Reshaping Theology


oppression within which we as Third World/Indian women live’.15

What is distinctive about Asian feminism or Asian feminist theology?

How shall we face this challenge?

Challengesfor Asian Feminist Theology

While there is a strong consciousness that Asian feminist theology

should not be viewed as an extension of Western feminist theology,

there are no easy solutions to the problem. One major difficulty is the absence of a common language among Asians, except the colonial language English. 16 Another is the lack of resources. As Ranjini

Rebera rightly observes,

While there is growing pool of academic analysis taking place, it is still

limited in its influence outside its own national boundaries

To write

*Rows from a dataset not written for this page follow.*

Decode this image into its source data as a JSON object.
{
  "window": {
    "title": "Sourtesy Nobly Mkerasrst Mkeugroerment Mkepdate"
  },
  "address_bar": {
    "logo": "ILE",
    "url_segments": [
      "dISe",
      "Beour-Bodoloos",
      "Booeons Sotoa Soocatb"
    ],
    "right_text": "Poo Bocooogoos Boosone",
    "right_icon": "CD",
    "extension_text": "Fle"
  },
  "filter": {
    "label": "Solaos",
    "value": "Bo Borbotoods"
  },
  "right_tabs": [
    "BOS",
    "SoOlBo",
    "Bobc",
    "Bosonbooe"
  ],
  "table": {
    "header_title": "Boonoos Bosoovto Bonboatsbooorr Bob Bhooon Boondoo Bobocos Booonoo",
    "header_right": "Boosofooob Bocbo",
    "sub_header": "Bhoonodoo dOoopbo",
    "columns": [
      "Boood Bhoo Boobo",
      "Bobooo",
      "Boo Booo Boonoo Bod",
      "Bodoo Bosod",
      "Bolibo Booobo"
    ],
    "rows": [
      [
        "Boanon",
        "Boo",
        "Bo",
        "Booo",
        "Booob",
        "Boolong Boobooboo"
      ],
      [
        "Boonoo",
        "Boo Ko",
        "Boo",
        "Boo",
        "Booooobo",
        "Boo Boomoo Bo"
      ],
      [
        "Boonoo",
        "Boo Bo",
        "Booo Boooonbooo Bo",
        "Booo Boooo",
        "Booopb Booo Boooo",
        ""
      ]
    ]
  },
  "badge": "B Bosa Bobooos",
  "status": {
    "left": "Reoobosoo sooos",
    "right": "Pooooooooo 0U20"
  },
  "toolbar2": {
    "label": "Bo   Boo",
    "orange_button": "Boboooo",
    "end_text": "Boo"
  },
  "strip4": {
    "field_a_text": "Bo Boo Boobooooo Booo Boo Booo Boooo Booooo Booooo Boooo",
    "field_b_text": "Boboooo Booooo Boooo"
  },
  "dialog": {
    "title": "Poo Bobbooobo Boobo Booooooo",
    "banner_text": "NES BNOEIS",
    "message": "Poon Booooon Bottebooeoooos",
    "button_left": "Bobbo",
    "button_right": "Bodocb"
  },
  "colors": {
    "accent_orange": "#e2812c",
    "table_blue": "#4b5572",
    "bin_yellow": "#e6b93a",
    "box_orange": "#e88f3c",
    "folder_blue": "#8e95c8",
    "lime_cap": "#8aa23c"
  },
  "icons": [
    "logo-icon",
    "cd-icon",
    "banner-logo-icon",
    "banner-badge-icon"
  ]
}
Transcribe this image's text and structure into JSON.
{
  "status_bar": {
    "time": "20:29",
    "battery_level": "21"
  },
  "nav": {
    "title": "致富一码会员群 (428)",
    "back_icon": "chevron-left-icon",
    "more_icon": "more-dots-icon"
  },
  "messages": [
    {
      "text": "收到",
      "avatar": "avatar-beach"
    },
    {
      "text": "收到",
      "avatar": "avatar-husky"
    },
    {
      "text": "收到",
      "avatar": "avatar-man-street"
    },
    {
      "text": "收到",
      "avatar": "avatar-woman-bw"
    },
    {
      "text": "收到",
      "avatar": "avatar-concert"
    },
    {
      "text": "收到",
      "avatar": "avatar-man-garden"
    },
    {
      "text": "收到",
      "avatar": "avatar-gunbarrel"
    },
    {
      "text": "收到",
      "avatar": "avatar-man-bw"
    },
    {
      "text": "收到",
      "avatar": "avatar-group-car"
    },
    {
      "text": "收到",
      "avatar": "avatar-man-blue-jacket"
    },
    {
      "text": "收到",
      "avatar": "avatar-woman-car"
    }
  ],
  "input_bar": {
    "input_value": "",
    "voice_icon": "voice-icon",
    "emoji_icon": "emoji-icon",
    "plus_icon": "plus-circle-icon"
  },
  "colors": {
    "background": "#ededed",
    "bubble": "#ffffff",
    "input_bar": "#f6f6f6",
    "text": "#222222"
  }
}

and publish is a luxury that many of them cannot afford mainly due to a

lack of financial resources. There is also the awareness of the need for



resources to be able to reach women who form the

bulk of non-literate persons in all Asian countries.

In spite of these limitations, Asian feminists are engaged in an

ongoing search for a new methodology out of their own experience to

augment the theological contributions of women. To cite a few


Asian Women’s Resource Centre for Culture and Theology (AWRC): An

Asia-wide organization of feminist clergy, theologically trained

women, and women doing theology from various related Asian con-

ferences in Singapore in 1987, AWRC has since then gathered groups

of women for educational workshops and published Asian women’s

writings in its quarterly theological journal, In God’s Image. Apart

from AWRC, there are various national women’s organizations that

are also providing feminist critiques in Asia, most of them older than

AWRC. AWRCs significance is